Rascal Flatts Joins Elite Walk of Fame Class

Rascal Flatts and four members of the Country Music Hall of Fame will all receive additional recognition next month when they’re embedded in the Music City Walk of Fame in downtown Nashville. Little Jimmy Dickens, Kris Kristofferson, Mel Tillis and the late Eddy Arnold — all of whom have bronze plaques nearby in the Hall of Fame — will have their names etched in the pavement alongside Rascal Flatts Nov. 7. So will the late Bobby Hebb, a Nashville-based artist who earned a 1960s hit with “Sunny.” Read More

Lee Brice Gets “Crazy” Record

One slow week at a time, Lee Brice has pieced together a chart record that demonstrates unusual patience and longevity. “Love Like Crazy” is in the Top 5 on the current Billboard Hot Country Songs chart, putting him on the list for a whopping 55 weeks. With this latest edition of the chart, Lee passed Eddy Arnold’s “Bouquet Of Roses” to spend more weeks on the magazine’s chart than any other single in history. Read More

Lee Brice Finds Patience Pays

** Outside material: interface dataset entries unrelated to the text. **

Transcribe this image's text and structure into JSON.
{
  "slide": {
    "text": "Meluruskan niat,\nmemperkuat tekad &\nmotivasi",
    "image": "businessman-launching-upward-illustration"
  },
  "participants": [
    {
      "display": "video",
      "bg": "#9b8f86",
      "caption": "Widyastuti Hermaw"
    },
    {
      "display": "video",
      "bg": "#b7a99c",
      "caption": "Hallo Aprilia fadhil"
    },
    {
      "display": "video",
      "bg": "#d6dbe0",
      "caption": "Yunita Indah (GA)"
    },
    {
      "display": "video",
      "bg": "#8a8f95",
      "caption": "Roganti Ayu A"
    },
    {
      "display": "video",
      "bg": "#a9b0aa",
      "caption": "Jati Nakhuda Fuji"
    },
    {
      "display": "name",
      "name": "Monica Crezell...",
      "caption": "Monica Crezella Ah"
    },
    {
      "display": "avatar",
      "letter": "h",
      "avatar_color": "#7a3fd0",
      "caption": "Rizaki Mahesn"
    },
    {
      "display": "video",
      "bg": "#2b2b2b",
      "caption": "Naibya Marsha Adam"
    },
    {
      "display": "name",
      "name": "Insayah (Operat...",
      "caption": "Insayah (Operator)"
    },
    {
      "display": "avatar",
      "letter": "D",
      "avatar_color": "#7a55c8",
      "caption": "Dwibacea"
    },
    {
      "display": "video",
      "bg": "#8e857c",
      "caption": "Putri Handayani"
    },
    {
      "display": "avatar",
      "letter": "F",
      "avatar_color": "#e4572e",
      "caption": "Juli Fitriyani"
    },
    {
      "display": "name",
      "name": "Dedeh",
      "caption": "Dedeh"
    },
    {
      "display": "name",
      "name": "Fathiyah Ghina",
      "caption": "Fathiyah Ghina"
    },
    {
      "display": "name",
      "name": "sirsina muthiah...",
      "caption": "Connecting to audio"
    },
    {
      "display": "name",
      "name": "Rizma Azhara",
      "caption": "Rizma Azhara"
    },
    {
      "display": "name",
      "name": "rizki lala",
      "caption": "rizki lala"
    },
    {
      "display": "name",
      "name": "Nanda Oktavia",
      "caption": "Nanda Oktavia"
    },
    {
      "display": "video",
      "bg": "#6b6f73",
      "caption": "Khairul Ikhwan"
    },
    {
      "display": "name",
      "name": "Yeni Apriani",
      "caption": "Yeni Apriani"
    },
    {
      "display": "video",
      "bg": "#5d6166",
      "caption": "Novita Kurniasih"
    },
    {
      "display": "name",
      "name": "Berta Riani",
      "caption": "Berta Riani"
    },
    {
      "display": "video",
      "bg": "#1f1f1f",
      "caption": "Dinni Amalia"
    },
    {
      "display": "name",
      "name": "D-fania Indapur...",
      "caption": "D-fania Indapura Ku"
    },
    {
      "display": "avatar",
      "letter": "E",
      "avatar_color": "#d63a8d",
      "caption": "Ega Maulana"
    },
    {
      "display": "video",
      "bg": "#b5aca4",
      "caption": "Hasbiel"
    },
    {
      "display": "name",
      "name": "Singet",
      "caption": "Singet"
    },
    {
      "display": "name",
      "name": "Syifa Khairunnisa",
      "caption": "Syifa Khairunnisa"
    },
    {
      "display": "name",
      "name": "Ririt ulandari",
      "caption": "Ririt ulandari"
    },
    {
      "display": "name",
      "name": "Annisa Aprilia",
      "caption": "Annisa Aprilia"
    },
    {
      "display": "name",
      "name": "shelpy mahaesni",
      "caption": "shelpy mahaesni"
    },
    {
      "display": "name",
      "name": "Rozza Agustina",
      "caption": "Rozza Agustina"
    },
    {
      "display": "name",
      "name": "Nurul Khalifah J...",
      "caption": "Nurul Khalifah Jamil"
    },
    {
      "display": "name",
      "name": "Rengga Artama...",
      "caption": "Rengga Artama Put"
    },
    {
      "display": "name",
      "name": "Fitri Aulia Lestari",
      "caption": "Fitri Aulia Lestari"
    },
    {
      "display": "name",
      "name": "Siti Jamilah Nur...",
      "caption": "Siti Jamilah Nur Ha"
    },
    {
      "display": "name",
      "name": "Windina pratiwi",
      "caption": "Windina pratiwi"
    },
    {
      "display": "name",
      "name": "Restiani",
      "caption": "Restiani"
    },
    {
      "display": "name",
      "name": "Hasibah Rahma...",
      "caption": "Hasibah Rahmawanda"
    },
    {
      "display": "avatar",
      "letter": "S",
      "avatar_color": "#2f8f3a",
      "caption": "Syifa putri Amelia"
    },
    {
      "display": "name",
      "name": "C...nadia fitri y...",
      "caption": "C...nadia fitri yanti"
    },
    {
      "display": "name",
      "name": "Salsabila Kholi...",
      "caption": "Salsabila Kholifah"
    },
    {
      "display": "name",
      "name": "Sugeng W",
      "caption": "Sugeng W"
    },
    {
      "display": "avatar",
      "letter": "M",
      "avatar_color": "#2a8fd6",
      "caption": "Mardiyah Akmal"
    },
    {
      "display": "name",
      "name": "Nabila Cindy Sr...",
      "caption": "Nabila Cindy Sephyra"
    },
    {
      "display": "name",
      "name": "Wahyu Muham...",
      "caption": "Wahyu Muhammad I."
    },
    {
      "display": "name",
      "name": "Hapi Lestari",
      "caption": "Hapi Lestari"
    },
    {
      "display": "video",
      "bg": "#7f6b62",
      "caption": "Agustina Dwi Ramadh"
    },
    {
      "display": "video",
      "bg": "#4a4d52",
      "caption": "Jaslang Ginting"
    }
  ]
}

When “Love Like Crazy” was released to radio stations in August 2009, Lee Brice had no idea how long it would take for the song to hit its stride. It’s now been on the Billboard Hot Country Songs chart for 53 weeks — that’s more than a year that it’s been in circulation, and it’s still on the move in the Top 5. That longevity is so rare that only one song has ever lasted longer on the country chart: Eddy Arnold’s “Bouquet Of Roses,” which began a 54-week run in 1948. Still, because it’s been around so long, “Love Like Crazy” could have driven Lee crazy. Plenty of artists admit that they watch the charts obsessively, and his ascent — 56 chart positions in a 53-week period — was agonizingly slow. But Lee had a pretty good method for dealing with it. Read More